Format: PDF / Kindle (mobi) / ePub
For readers of Malcolm Gladwell, Daniel Pink, and Freakonomics, comes a captivating and surprising journey through the science of workplace excellence.
Why do successful companies reward failure?
What can casinos teach us about building a happy workplace?
How do you design an office that enhances both attention to detail and creativity?
In The Best Place to Work, award-winning psychologist Ron Friedman, Ph.D. uses the latest research from the fields of motivation, creativity, behavioral economics, neuroscience, and management to reveal what really makes us successful at work. Combining powerful stories with cutting edge findings, Friedman shows leaders at every level how they can use scientifically-proven techniques to promote smarter thinking, greater innovation, and stronger performance.
Among the many surprising insights, Friedman explains how learning to think like a hostage negotiator can help you diffuse a workplace argument, why placing a fish bowl near your desk can elevate your thinking, and how incorporating strategic distractions into your schedule can help you reach smarter decisions. Along the way, the book introduces the inventor who created the cubicle, the president who brought down the world’s most dangerous criminal, and the teenager who single-handedly transformed professional tennis—vivid stories that offer unexpected revelations on achieving workplace excellence.
Brimming with counterintuitive insights and actionable recommendations, The Best Place to Work offers employees and executives alike game-changing advice for working smarter and turning any organization—regardless of its size, budgets, or ambitions—into an extraordinary workplace.

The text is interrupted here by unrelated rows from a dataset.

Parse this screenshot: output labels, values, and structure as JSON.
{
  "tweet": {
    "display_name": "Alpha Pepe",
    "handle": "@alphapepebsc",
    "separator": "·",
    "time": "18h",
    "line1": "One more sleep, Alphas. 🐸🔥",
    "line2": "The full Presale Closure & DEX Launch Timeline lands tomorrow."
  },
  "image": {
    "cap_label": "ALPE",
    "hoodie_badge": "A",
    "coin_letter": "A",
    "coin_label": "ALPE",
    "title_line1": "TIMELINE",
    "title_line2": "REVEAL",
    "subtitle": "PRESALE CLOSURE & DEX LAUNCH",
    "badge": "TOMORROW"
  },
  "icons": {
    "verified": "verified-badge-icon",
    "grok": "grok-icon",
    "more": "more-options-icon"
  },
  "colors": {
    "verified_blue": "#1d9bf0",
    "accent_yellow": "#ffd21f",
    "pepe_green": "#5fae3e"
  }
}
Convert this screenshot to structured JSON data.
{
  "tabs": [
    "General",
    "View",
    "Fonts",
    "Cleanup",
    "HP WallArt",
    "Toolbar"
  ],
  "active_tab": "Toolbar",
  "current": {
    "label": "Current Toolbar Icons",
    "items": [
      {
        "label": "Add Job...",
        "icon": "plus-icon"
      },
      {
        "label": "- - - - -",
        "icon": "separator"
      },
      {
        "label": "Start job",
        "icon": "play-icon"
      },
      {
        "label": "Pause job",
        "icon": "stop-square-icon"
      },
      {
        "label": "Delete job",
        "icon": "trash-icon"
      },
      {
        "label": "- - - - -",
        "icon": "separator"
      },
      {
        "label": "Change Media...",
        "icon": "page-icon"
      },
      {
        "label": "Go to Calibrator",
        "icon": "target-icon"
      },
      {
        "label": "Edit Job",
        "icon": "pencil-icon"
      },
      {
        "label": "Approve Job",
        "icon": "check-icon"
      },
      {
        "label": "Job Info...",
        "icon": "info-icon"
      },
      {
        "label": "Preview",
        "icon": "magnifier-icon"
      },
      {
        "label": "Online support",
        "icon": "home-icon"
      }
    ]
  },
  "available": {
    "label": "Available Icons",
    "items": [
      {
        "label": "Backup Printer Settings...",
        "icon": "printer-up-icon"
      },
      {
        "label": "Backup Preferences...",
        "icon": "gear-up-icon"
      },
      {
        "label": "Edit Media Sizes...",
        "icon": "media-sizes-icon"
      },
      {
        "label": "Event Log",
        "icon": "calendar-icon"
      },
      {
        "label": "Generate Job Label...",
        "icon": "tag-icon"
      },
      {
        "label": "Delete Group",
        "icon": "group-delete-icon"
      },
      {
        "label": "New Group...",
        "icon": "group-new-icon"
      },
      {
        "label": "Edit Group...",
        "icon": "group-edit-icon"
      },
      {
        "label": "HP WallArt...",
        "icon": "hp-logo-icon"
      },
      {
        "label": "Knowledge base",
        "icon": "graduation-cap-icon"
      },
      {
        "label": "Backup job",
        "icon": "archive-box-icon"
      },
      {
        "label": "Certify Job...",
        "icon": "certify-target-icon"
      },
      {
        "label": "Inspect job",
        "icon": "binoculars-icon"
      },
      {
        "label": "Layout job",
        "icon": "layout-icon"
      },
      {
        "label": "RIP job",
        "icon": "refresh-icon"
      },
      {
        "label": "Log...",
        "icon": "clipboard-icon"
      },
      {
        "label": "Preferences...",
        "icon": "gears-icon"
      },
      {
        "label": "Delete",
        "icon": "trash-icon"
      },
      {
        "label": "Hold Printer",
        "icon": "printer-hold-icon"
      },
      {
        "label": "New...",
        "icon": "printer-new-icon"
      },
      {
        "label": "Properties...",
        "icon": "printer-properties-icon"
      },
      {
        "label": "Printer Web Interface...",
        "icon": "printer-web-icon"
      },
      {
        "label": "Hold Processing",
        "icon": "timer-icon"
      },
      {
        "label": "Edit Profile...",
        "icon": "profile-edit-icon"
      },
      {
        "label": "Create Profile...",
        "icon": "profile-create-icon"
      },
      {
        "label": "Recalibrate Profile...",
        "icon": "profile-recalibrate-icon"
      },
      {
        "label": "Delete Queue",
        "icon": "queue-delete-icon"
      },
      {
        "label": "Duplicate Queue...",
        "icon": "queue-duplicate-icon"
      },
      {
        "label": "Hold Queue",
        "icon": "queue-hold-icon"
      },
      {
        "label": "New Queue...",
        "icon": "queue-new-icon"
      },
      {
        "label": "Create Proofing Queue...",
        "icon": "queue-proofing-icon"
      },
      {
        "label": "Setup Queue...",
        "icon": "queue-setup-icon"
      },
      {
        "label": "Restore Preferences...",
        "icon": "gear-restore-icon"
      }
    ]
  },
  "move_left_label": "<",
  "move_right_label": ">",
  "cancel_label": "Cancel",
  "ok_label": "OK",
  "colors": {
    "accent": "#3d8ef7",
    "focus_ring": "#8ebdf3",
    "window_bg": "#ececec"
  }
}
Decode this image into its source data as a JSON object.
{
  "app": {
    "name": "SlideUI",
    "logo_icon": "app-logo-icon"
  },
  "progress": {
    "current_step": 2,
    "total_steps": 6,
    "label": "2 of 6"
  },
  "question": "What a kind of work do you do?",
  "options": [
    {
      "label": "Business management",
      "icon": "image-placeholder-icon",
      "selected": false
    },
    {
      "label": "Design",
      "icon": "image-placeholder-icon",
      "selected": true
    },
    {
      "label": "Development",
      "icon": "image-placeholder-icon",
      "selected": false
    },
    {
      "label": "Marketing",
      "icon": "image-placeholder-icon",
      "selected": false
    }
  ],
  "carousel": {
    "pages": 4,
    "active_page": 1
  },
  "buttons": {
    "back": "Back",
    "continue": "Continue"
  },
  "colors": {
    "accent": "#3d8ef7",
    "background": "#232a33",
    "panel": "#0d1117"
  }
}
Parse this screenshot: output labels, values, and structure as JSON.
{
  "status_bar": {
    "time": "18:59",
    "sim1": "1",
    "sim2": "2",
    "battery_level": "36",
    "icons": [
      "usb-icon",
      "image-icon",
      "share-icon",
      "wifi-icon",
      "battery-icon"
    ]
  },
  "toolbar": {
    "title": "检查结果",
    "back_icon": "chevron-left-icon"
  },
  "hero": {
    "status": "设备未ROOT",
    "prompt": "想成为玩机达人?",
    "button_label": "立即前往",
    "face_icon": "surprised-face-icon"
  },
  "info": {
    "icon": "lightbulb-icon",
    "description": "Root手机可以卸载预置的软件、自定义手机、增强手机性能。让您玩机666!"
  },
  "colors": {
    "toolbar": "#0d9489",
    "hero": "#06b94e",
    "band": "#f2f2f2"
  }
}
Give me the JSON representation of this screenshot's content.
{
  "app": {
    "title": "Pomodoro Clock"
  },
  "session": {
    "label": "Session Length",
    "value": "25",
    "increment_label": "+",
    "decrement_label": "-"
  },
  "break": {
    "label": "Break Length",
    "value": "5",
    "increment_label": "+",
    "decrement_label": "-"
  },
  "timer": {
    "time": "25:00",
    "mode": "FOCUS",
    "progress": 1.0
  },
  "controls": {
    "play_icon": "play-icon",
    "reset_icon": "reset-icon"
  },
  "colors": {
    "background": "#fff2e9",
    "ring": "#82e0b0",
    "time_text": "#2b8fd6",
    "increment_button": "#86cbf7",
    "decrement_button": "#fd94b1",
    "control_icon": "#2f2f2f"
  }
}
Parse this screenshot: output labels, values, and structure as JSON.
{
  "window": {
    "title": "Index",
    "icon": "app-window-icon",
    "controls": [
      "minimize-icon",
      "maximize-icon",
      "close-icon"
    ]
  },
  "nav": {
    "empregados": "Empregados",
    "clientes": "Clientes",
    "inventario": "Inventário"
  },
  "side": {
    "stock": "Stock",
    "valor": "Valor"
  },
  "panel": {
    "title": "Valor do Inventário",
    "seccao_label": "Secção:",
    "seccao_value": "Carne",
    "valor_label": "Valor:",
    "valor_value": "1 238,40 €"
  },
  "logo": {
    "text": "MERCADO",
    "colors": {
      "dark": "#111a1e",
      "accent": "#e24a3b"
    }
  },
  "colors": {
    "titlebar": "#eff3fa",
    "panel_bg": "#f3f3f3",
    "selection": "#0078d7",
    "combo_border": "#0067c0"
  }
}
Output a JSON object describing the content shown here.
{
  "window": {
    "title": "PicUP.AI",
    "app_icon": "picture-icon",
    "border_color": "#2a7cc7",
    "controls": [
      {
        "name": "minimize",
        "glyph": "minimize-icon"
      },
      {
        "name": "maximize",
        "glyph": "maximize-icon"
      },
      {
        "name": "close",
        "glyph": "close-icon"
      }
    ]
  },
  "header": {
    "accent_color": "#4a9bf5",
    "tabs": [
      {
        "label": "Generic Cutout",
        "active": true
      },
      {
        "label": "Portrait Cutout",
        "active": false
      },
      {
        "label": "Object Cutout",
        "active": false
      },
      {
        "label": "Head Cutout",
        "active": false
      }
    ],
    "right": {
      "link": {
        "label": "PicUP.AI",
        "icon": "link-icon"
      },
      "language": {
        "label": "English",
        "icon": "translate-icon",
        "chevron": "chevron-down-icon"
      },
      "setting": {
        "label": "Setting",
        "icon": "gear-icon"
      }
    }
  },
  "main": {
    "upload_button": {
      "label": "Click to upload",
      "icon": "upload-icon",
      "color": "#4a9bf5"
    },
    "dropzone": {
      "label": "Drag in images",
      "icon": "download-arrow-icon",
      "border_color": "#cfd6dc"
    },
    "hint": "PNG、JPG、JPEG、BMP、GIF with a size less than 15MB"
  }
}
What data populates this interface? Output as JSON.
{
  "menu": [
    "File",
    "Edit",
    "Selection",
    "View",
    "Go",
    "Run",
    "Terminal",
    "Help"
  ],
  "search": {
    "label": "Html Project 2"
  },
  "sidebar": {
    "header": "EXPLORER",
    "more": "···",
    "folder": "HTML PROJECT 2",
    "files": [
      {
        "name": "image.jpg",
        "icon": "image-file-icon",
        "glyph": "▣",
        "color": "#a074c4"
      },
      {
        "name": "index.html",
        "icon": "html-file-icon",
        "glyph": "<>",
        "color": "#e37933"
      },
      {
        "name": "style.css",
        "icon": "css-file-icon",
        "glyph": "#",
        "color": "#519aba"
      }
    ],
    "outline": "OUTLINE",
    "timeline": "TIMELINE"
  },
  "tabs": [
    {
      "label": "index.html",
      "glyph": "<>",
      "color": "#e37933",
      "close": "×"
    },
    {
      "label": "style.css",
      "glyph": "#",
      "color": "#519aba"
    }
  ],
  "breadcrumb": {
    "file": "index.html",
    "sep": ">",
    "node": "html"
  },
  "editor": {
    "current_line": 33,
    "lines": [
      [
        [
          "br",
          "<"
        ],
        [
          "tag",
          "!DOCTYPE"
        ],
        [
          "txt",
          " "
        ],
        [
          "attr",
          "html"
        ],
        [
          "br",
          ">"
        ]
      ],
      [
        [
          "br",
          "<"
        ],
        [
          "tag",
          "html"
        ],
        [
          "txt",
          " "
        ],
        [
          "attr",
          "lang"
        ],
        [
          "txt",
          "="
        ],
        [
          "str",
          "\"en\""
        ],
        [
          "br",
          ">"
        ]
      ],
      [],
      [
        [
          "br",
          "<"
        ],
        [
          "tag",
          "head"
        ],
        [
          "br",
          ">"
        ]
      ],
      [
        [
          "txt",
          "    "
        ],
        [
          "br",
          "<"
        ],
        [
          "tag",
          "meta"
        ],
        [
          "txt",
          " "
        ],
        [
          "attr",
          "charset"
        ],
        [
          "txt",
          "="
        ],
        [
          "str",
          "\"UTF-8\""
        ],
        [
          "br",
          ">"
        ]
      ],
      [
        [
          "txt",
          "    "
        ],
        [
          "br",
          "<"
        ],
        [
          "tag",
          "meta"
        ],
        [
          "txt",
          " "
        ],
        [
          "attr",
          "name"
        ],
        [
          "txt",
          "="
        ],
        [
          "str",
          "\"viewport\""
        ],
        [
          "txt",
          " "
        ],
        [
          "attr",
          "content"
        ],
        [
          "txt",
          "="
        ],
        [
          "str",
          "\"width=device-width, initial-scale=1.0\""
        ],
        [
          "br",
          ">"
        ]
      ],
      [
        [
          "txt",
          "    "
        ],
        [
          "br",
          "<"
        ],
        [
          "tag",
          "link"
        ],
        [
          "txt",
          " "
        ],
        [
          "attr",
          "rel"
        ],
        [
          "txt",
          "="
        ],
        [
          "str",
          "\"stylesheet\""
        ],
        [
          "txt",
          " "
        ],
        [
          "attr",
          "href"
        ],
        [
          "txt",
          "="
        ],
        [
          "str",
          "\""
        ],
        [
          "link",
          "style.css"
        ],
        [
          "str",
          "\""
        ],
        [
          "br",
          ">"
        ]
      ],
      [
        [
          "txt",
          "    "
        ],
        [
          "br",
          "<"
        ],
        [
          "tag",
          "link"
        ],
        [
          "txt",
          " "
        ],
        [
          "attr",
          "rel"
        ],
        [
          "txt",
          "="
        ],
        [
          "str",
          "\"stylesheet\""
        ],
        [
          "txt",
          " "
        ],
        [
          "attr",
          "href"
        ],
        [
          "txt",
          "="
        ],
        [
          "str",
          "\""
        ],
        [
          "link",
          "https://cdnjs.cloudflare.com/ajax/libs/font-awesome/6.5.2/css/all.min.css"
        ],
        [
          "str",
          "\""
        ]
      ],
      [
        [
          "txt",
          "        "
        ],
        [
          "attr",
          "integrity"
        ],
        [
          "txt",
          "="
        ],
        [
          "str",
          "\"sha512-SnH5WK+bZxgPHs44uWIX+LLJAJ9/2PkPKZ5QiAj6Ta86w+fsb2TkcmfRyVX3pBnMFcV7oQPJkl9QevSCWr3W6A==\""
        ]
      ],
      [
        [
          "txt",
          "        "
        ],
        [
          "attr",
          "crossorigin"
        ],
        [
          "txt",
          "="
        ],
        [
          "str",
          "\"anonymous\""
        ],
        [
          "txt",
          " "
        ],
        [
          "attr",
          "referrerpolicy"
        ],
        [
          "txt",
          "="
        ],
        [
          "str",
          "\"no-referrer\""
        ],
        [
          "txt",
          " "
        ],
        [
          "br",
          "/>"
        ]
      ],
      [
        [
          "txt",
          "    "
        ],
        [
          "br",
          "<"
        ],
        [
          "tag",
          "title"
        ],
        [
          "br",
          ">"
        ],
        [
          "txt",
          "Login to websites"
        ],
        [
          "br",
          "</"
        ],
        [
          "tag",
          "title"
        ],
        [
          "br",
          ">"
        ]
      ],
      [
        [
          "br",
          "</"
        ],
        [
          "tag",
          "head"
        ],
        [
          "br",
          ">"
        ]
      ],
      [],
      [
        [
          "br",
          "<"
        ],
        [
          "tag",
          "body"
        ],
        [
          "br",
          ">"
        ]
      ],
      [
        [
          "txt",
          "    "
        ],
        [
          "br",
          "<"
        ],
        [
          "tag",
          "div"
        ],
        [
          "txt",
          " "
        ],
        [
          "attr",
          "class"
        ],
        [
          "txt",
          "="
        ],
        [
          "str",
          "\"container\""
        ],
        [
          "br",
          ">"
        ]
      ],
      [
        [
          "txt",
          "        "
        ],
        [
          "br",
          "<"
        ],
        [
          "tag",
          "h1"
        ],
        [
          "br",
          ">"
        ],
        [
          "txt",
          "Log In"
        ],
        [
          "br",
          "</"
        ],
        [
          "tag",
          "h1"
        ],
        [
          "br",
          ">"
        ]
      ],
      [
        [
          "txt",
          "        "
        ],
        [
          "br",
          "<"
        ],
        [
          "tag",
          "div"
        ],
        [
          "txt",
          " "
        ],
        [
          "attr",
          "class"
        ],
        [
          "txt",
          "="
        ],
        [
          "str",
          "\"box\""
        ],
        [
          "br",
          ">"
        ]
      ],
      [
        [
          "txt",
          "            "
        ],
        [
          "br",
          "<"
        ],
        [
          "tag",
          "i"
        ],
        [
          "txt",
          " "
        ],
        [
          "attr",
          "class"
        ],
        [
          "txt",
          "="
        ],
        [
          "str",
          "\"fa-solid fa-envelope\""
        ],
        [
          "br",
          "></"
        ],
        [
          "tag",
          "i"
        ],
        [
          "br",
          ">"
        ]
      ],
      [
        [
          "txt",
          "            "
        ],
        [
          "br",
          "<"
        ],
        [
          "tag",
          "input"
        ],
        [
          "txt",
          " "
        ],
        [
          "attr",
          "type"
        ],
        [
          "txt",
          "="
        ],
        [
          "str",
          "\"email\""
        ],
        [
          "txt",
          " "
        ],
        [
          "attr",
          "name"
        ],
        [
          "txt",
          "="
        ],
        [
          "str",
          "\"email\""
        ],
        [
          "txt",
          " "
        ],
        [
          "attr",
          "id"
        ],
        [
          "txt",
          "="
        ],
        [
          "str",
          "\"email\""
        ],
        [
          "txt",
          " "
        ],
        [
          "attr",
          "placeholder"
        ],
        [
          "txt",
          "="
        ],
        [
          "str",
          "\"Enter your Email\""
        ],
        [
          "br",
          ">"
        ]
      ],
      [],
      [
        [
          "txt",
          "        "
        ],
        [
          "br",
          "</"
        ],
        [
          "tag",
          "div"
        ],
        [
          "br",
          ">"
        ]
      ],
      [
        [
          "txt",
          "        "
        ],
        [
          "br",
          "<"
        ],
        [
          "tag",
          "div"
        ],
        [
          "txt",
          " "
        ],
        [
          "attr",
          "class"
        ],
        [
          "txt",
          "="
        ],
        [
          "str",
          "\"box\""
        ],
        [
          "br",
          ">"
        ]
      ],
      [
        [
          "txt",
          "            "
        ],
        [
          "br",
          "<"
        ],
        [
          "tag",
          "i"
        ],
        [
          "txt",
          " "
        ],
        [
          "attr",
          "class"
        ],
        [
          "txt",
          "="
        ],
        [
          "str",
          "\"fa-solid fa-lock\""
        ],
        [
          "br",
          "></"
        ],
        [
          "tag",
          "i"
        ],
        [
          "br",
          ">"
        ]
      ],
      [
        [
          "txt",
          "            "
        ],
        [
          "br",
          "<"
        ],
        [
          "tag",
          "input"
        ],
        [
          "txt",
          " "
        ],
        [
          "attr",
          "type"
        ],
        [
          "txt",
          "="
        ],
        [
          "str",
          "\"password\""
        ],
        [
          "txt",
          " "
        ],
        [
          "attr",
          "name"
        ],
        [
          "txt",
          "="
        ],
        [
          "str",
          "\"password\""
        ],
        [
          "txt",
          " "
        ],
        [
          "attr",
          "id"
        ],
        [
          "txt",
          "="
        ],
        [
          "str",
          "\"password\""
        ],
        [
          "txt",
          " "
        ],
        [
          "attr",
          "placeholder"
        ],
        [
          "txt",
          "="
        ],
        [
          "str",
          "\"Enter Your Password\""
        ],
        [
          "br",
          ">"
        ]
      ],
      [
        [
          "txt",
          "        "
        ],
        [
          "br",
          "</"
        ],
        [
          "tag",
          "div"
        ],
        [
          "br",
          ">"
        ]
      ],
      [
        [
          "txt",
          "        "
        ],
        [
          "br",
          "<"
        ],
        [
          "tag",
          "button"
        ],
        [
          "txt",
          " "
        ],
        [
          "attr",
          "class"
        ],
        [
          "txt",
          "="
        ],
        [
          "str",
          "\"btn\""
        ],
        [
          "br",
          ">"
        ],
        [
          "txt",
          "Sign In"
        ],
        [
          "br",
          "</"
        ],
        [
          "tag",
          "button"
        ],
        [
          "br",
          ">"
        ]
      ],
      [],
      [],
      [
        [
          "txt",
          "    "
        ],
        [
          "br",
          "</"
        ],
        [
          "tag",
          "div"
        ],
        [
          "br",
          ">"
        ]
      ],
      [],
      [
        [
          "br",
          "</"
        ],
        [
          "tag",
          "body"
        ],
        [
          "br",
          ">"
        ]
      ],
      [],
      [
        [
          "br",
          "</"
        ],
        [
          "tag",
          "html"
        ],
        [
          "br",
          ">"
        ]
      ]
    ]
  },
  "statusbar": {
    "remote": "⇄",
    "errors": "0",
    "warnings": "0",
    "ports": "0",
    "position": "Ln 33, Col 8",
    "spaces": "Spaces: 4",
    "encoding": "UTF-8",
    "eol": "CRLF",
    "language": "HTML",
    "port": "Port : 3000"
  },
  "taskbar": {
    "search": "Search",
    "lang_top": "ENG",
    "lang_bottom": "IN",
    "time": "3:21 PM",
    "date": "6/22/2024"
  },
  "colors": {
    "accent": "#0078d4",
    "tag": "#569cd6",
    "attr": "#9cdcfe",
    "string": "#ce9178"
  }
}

her keynote at Inc. magazine’s 2011 Women Summit is available at: www.inc.com/sara-blakely/the-spanx-story-how-sara-blakely-turned-footless-pantyhose-into-a-business.html. Edward Burger: See Edward Burger, “Teaching to Fail,” Inside Higher Ed, August 12, 2012, available at: www.insidehighered.com/views/2012/08/21/essay-importance-teaching-failure#sthash.uWRzlyUz.dpbs; Stephen Spencer Davis, “Star Math Teacher Applies the Power of Failure, Squared,” Globe and Mail, August 31, 2012, available at:
Encourage mistakes? Reward failure? A surprising number of prestigious organizations believe the answer to that provocative question is a resounding yes. THE RIGHT WAY TO REWARD FAILURE In 2011, ad executive Amanda Zolten took a serious risk. She and her team at Grey Advertising were about to pitch an important client. A major kitty litter manufacturer was looking for a new agency and Zolten wanted badly to win. To stand apart from the competition, Zolten knew her team would have to show some
likely to experience challenging events as stressful, knowing that our teammates are there to back us up. Minor hiccups appear less intimidating, which helps us keep our emotions in check and enables us to make better decisions in the face of crisis. Studies show that the way we perceive our social network is vital to our mental health. When we believe that those around us are available to provide social support—by offering assistance, advice, and emotional reassurance—we tend to be healthier
in the behavior of the male interviewers. When the men thought they were speaking to an attractive woman, they behaved in ways that brought out their partner’s best qualities. They acted more friendly and demonstrated considerably more warmth, which in turn drew out a more positive response. Their first impression had created a self-fulfilling prophecy. A similar process unfolds when we interview job applicants. Our initial expectations lead us down a path that influences the information we
wonder that so many of us view failure the way we do: as something to avoid at all cost. We’re implicitly taught that struggling means others will view us poorly, when in reality it’s only by stretching ourselves that we develop new skills. Some educators have begun recognizing the way this fear of failure is impeding their students’ long-term growth. Edward Burger, for one, is doing something about it. For more than a decade the Williams College mathematics professor has literally been